Biochemical Genetics Laboratory
Metabolite and Enzyme Assays
Approximately one thousand inborn errors of metabolism (IEM) are known to cause complex disease manifestations at all stages of a patient’s life. Patients with IEM are routinely found under the care of many different specialists, and the clinical approach to classic syndromes and diseases is drastically altered by the discovery of an underlying metabolic defect. IEM are rapidly dispelling the long held stereotype of being rare encounters in clinical practice. This trend is particularly evident in pediatric practice where a constantly growing proportion of admissions in tertiary care centers are related to IEM.
Most metabolic disorders are first recognized by the detection of characteristic markers in biological fluids and tissues. The laboratory discipline that covers the biochemical diagnosis of IEM is known as Clinical Biochemical Genetics, and is defined as one concerned with the evaluation and diagnosis of patients and families with inherited metabolic disease, monitoring of treatment, and distinguishing heterozygous carriers from non-carriers by metabolite and enzymatic analysis of physiological fluids and tissues. The Biochemical Genetics Laboratory differs from the clinical chemistry laboratory in the extent of interpretation that is necessary to make results meaningful to the clinician.

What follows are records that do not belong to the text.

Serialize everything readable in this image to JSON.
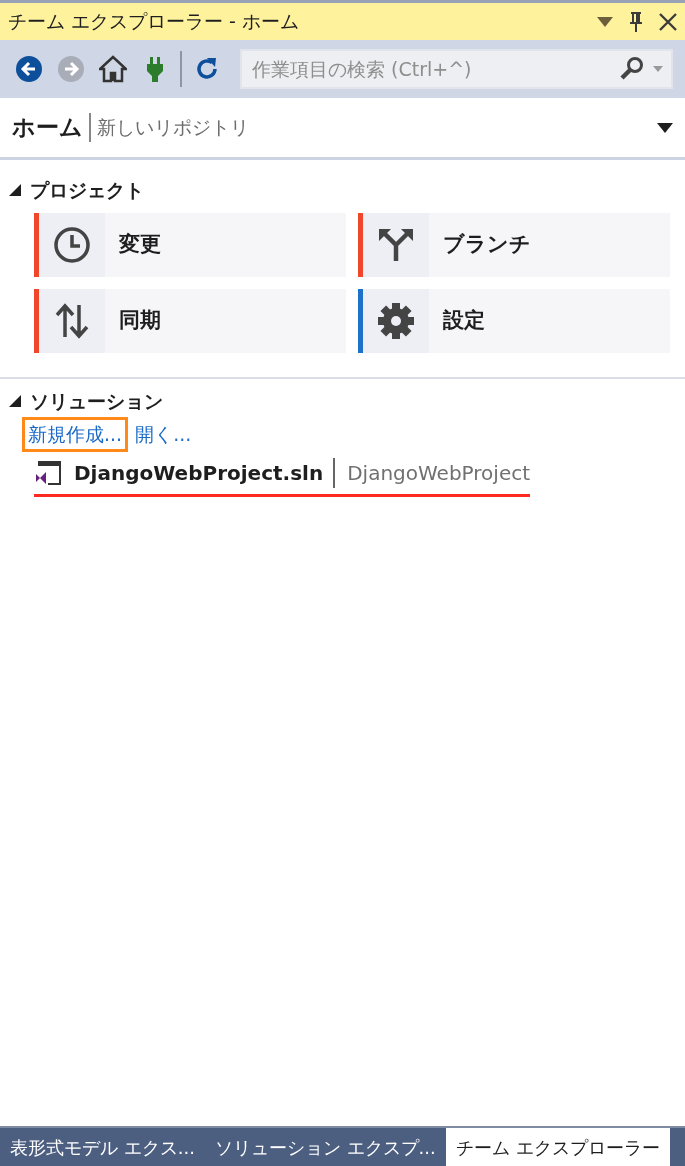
{
  "window": {
    "title": "チーム エクスプローラー - ホーム"
  },
  "toolbar": {
    "buttons": [
      {
        "kind": "back",
        "disabled": false
      },
      {
        "kind": "forward",
        "disabled": true
      },
      {
        "kind": "home",
        "disabled": false
      },
      {
        "kind": "connect",
        "disabled": false
      },
      {
        "kind": "refresh",
        "disabled": false
      }
    ],
    "search": {
      "placeholder": "作業項目の検索 (Ctrl+^)"
    }
  },
  "header": {
    "title": "ホーム",
    "subtitle": "新しいリポジトリ"
  },
  "sections": [
    {
      "title": "プロジェクト",
      "expanded": true,
      "tiles": [
        {
          "label": "変更",
          "kind": "clock",
          "color": "#f0472b"
        },
        {
          "label": "ブランチ",
          "kind": "branch",
          "color": "#f0472b"
        },
        {
          "label": "同期",
          "kind": "sync",
          "color": "#f0472b"
        },
        {
          "label": "設定",
          "kind": "gear",
          "color": "#1c71c9"
        }
      ]
    },
    {
      "title": "ソリューション",
      "expanded": true,
      "links": [
        {
          "label": "新規作成...",
          "highlighted": true
        },
        {
          "label": "開く...",
          "highlighted": false
        }
      ],
      "solutions": [
        {
          "name": "DjangoWebProject.sln",
          "folder": "DjangoWebProject",
          "underlined": true
        }
      ]
    }
  ],
  "bottom_tabs": [
    {
      "label": "表形式モデル エクス...",
      "selected": false
    },
    {
      "label": "ソリューション エクスプ...",
      "selected": false
    },
    {
      "label": "チーム エクスプローラー",
      "selected": true
    }
  ]
}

At Mayo, the Biochemical Genetics Laboratory (BGL) is an interdisciplinary group of laboratorians, geneticists, and physicians working in a state of the art environment. The mission of BGL is to provide biochemical testing and result interpretation of the highest quality for the diagnosis, study, and clinical care of patients with inborn errors of metabolism, malabsorption, and malnutrition disorders. These goals are accomplished by performing qualitative and quantitative determination of a large, and constantly growing, number of diagnostic markers by application of manual, automated, and chromatographic methods including HPLC, GC/MS and MS/MS.